Where a line below carries the word "Добавить", include it in the count, then give the count alone.

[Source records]
+ + + +

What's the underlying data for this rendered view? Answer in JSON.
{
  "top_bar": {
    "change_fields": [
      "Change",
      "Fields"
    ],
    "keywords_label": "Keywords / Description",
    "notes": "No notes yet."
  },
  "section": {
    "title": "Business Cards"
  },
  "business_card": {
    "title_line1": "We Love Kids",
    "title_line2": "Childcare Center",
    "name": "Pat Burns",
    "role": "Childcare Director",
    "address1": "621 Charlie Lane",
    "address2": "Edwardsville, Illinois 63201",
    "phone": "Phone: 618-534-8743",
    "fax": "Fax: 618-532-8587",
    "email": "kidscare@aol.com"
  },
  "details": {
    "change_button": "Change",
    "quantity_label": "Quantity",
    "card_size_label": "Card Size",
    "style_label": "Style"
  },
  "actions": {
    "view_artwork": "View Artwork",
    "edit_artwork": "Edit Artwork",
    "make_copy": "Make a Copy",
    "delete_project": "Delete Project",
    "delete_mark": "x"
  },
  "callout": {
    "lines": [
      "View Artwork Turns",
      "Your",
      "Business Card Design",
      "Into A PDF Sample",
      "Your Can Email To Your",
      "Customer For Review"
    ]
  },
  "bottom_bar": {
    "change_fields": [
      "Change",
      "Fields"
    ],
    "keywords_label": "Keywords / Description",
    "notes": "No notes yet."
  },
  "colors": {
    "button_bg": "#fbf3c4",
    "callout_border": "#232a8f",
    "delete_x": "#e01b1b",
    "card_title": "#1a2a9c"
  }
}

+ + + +

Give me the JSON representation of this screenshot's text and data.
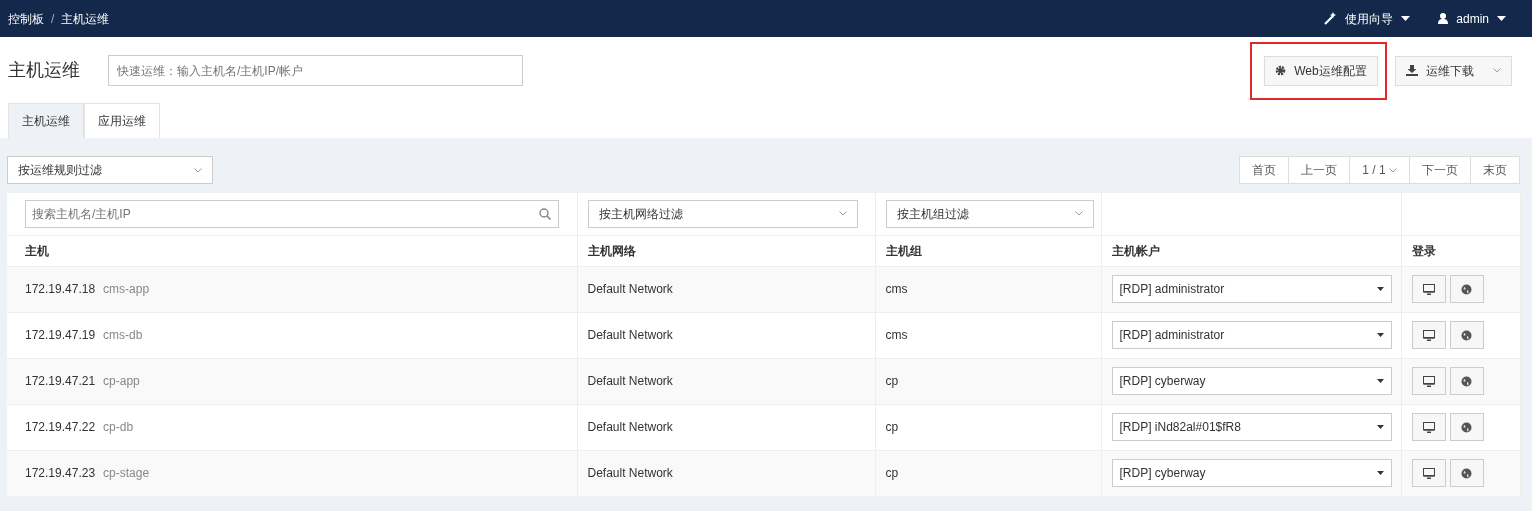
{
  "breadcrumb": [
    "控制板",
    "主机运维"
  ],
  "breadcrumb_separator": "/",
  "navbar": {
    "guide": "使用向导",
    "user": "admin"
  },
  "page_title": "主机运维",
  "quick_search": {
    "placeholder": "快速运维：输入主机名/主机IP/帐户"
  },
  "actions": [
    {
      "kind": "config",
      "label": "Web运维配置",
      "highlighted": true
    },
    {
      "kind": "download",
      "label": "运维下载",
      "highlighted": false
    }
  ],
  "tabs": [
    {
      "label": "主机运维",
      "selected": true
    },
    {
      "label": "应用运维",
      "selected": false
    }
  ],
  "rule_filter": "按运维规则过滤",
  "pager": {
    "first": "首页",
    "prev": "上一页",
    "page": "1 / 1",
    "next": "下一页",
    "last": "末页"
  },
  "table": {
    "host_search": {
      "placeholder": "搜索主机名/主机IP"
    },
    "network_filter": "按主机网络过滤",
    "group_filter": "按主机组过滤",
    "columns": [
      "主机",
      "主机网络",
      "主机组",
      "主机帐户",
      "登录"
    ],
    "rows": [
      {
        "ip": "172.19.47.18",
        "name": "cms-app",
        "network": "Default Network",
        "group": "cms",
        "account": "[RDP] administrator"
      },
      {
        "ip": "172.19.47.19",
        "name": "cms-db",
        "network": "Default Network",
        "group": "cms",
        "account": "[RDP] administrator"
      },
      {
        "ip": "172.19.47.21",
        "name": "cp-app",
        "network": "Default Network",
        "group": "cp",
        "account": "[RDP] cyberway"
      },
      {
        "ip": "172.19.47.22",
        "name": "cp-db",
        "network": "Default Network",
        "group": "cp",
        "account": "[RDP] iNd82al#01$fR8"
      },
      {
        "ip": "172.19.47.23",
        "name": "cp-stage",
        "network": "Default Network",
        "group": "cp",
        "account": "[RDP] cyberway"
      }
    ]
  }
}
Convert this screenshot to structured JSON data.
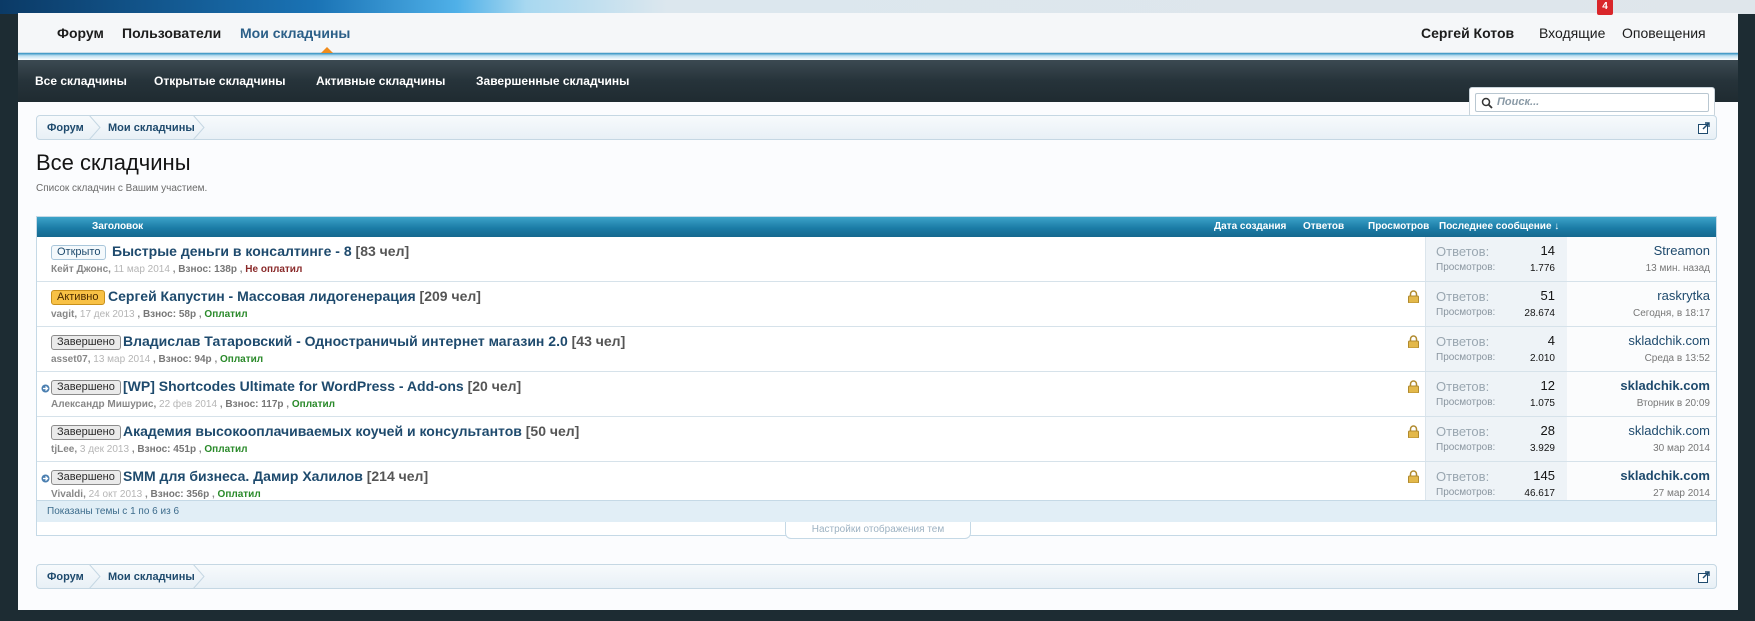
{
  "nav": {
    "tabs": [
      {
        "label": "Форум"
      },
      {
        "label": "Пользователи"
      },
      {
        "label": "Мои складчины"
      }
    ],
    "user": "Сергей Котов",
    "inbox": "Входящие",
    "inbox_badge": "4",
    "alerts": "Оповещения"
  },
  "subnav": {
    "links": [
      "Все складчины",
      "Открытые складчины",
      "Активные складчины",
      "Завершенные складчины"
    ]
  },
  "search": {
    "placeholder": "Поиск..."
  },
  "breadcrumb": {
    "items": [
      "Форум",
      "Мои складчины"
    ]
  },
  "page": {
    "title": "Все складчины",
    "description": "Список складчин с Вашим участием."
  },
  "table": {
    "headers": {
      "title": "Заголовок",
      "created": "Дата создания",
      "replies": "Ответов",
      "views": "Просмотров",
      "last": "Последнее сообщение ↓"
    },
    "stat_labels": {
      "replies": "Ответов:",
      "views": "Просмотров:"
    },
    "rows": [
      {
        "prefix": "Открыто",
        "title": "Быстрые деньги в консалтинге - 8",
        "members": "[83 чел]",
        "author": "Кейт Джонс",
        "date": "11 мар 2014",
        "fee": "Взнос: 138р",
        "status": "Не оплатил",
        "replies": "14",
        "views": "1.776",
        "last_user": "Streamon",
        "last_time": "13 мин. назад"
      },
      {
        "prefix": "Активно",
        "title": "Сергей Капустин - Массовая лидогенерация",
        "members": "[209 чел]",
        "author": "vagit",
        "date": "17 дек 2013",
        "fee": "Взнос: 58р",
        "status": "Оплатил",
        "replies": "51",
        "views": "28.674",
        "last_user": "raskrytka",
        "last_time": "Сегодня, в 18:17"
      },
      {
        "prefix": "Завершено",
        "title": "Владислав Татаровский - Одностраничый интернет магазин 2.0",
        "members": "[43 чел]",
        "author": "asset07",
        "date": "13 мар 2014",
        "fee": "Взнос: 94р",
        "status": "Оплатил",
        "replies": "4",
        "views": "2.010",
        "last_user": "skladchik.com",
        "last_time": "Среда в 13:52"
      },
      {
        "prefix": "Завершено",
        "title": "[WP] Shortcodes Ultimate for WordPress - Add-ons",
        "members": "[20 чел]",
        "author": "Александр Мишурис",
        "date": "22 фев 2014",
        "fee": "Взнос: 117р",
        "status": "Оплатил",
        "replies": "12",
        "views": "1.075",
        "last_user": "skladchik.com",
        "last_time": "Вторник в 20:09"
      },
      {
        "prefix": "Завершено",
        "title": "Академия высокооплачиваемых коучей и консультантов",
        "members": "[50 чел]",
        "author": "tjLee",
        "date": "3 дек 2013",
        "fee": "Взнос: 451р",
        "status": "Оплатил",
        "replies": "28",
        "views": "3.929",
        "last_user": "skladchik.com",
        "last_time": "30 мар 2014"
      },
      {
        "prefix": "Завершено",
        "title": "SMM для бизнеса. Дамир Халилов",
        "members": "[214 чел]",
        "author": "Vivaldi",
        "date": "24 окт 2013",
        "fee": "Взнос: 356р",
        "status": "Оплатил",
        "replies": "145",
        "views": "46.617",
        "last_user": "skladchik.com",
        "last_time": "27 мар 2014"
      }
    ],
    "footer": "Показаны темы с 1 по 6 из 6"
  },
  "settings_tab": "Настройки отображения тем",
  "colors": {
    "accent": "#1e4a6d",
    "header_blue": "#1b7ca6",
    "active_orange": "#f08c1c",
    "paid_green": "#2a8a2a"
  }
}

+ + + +

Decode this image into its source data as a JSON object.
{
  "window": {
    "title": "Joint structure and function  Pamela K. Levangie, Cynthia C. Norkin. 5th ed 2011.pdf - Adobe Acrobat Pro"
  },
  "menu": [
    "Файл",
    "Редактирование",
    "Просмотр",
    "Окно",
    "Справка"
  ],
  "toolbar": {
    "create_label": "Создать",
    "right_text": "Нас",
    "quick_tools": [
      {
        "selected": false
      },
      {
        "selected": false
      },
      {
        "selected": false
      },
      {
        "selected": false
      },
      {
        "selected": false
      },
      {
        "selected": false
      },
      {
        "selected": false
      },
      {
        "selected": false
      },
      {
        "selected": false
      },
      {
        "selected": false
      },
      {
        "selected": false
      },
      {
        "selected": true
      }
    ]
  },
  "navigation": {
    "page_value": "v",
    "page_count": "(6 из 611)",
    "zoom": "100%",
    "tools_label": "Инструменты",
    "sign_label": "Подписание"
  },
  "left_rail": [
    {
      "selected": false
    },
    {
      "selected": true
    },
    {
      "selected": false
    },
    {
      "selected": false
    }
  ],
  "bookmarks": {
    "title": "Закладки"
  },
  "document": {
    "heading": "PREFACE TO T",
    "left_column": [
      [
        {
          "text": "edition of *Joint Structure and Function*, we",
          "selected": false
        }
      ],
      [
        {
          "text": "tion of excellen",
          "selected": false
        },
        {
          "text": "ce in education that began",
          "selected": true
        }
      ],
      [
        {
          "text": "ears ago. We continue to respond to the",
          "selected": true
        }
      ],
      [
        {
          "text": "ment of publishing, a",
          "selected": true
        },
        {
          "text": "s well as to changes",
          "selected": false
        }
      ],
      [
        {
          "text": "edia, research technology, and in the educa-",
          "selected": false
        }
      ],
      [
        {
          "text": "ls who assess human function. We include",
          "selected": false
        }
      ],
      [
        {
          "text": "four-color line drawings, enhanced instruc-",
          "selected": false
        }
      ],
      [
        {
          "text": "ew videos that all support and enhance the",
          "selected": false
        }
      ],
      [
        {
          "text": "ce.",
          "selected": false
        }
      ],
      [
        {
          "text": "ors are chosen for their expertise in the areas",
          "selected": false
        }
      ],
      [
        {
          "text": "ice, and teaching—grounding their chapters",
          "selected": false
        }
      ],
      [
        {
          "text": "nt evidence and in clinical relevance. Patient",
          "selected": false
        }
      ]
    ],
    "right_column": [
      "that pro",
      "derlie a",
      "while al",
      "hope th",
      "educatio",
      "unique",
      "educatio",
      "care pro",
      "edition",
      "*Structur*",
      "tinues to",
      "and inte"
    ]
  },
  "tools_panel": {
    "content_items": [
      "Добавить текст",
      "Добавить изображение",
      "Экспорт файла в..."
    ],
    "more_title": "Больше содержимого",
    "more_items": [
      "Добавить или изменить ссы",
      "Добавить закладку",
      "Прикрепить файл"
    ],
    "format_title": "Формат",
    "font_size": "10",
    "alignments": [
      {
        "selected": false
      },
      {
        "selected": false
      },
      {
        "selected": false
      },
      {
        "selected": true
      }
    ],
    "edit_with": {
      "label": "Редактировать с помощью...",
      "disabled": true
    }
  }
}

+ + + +

● **TASK SOLUTION**:
4